When asked by Jay Leno whether he got any calls from concerned parties when it appeared as if Joaquin Phoenix was really throwing his life away, Casey Affleck paused for a second and replied, "Ya know, I never did."
"Afterward, the movie comes out, the critics liked to say, 'This is crazy, this is disturbing, this is sick and we should be worried about him,'" Affleck continued, "but while it was happening, people were happy just to mock him."
Affleck is referring, of course, to the largely negative critical response to I'm Still Here, the performance-piece-posing-as-documentary he directed featuring Phoenix as a coke-snorting, hooker-utilizing, career-blowing version of himself.

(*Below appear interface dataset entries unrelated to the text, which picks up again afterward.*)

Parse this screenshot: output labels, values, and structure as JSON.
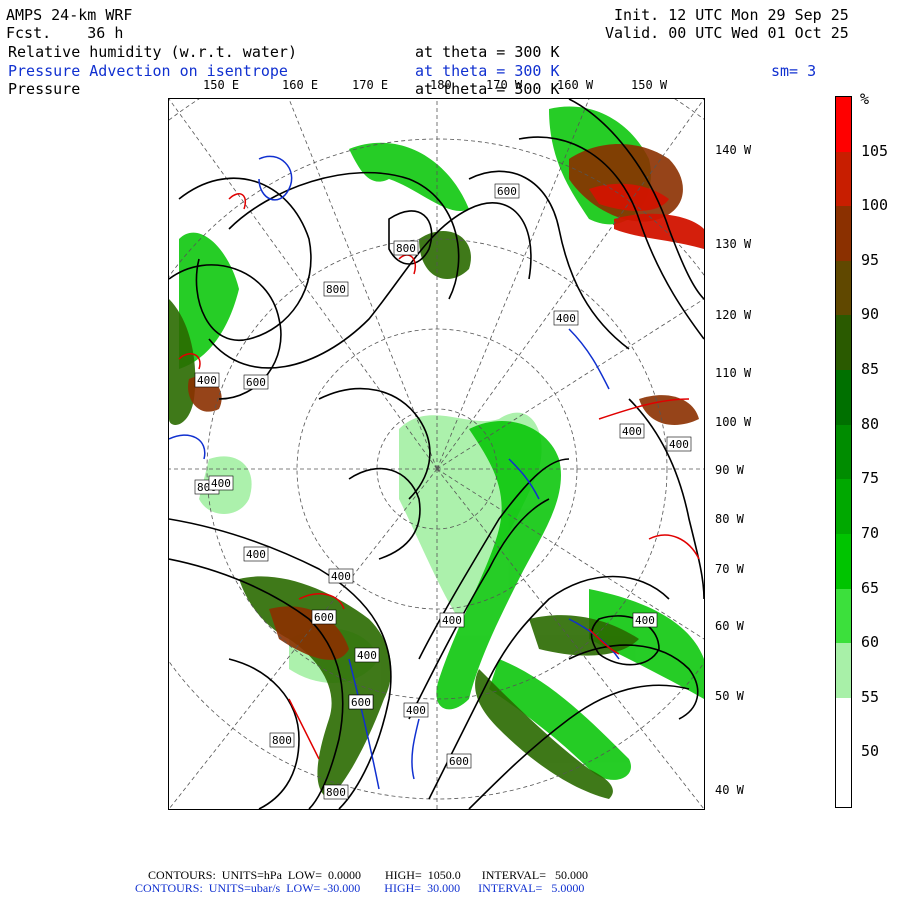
{
  "header": {
    "model": "AMPS 24-km WRF",
    "forecast_label": "Fcst.",
    "forecast_value": "36 h",
    "init": "Init. 12 UTC Mon 29 Sep 25",
    "valid": "Valid. 00 UTC Wed 01 Oct 25",
    "field1": "Relative humidity (w.r.t. water)",
    "field1_level": "at theta = 300 K",
    "field2": "Pressure Advection on isentrope",
    "field2_level": "at theta = 300 K",
    "smoothing": "sm= 3",
    "field3": "Pressure",
    "field3_level": "at theta = 300 K"
  },
  "top_longitudes": [
    "150 E",
    "160 E",
    "170 E",
    "180",
    "170 W",
    "160 W",
    "150 W"
  ],
  "right_longitudes": [
    "140 W",
    "130 W",
    "120 W",
    "110 W",
    "100 W",
    "90 W",
    "80 W",
    "70 W",
    "60 W",
    "50 W",
    "40 W"
  ],
  "contour_labels": [
    "600",
    "800",
    "400",
    "400",
    "600",
    "800",
    "400",
    "400",
    "800",
    "400",
    "400",
    "400",
    "400",
    "400",
    "600",
    "600",
    "400",
    "600",
    "400",
    "800",
    "600",
    "800"
  ],
  "colorbar": {
    "unit": "%",
    "labels": [
      "105",
      "100",
      "95",
      "90",
      "85",
      "80",
      "75",
      "70",
      "65",
      "60",
      "55",
      "50"
    ],
    "colors": [
      "#ff0000",
      "#c81e00",
      "#8b3000",
      "#604800",
      "#2a5a00",
      "#007000",
      "#008c00",
      "#00a800",
      "#00c400",
      "#3ce03c",
      "#a8f0a8",
      "#ffffff",
      "#ffffff"
    ]
  },
  "footer": {
    "line1": "CONTOURS:  UNITS=hPa  LOW=  0.0000        HIGH=  1050.0       INTERVAL=   50.000",
    "line2": "CONTOURS:  UNITS=ubar/s  LOW= -30.000        HIGH=  30.000      INTERVAL=   5.0000"
  }
}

And, initially, the guys wanted us to think they were serious.
"I wanted them to think it was real while they were watching it," Affleck admitted. "But I assumed, when it was over, they would understand that it wasn't real."
"We just wanted to make a movie that would help people kind of suspend their disbelief. They could go to the theater; they could experience it—sort of wonder whether it was real or not," he said.
But he still objects to the term "hoax."
"It's not a documentary, because all the people in the movie are acting ... A social experiment, if you want to call it that," he suggested. "I would call it a, uh, movie."
The heat gets turned up tenfold tomorrow, however, when Phoenix pays a visit to "The Late Show With David Letterman" for the first time since his very bizarre beard-to-face with Dave in February 2009.
We assume some comeuppance is on the schedule.